Applying Education to Greek Life
The three leaders of Cornell’s 63-chapter Greek system are looking to make it safer, more inclusive and more diverse with skills developed through their ILR education.
Thousands of Cornell undergraduates are members of the 35 Interfraternity Council fraternity chapters, 13 Panhellenic sorority chapters and 15 Multicultural Greek Letter Council fraternity and sorority chapters.
“We are a tri-council and we need work. We are grappling with what’s the best way to present these conversations to chapters and make these values stick,” said Panhellenic President Kendall Grant ’16.
“These are all things that we have learned as ILR students. I honestly think in any other major, I wouldn’t have this perspective.”
“My ILR experience helped me become articulate, be visionary and really channel my passion for what I love about the Greek system, that it’s traditional. What struck me about it initially is the inherent biases within the system, which is why I took on the leadership positions that I did,” Grant said.
At the forefront of the action with Grant are Interfraternity Council President Connor Riser ’16 and Multicultural Greek Letter Council President Andrea Kim ’16.
The three ILR students have been working together to advocate for change.
Riser said, “The core of labor relations is to help others. That gives us all the drive to be student leaders and better our communities. The goal of the ILR School is to better the people around you.”
Although the three leaders are working hand-in-hand, they realize that the system is not without its faults. They noted that issues of safety including sexual assault education and prevention, diversity and inclusion, as well hazing, are topics that are a consistent work in progress for the Greek system.
“We are having these hard conversations about how to be inclusive.

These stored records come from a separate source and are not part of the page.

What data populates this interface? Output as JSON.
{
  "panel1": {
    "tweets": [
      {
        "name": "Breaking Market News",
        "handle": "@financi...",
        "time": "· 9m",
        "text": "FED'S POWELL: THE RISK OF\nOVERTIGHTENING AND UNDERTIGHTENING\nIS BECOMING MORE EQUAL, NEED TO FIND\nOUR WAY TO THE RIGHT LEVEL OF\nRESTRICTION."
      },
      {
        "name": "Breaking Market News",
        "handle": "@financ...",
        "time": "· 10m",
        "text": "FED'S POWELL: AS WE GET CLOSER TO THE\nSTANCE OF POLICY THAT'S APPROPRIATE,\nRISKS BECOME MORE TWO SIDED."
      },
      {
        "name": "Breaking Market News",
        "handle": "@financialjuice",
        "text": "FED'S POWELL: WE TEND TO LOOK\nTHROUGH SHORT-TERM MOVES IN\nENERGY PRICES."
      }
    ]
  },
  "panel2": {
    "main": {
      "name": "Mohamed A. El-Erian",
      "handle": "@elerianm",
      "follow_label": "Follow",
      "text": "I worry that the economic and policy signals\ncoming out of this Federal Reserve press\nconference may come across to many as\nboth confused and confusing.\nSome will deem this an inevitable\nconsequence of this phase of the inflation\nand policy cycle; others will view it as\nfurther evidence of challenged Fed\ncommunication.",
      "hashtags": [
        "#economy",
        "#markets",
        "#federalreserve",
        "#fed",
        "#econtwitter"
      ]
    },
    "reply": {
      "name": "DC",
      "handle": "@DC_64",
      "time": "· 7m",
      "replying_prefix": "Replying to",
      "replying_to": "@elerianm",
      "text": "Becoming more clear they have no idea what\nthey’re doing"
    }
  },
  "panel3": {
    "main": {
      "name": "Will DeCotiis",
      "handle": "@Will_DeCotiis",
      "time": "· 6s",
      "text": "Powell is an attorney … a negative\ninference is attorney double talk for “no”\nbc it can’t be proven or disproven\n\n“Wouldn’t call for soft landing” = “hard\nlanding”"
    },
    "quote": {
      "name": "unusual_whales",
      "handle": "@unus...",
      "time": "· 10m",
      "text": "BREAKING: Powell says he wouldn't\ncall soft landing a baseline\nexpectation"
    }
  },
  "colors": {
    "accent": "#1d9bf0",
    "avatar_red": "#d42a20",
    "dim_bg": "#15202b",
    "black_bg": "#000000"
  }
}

Even if we feel uncomfortable, we are still having these dialogues,” Kim said. “We are each other’s brothers and sisters. At the end of the day, we are each other’s family.”
Grant said, “My job as president is to make sure that our women have voices, are strong and can be better leaders. We are all under one Greek system and your letters don’t define who you are.”
The council has been working for a year, Riser said, on getting freshmen involved in the Greek system.
“We held the first fall event for freshman in the past five years. We held a dodgeball tournament for freshman … and we had about 500 people come out.”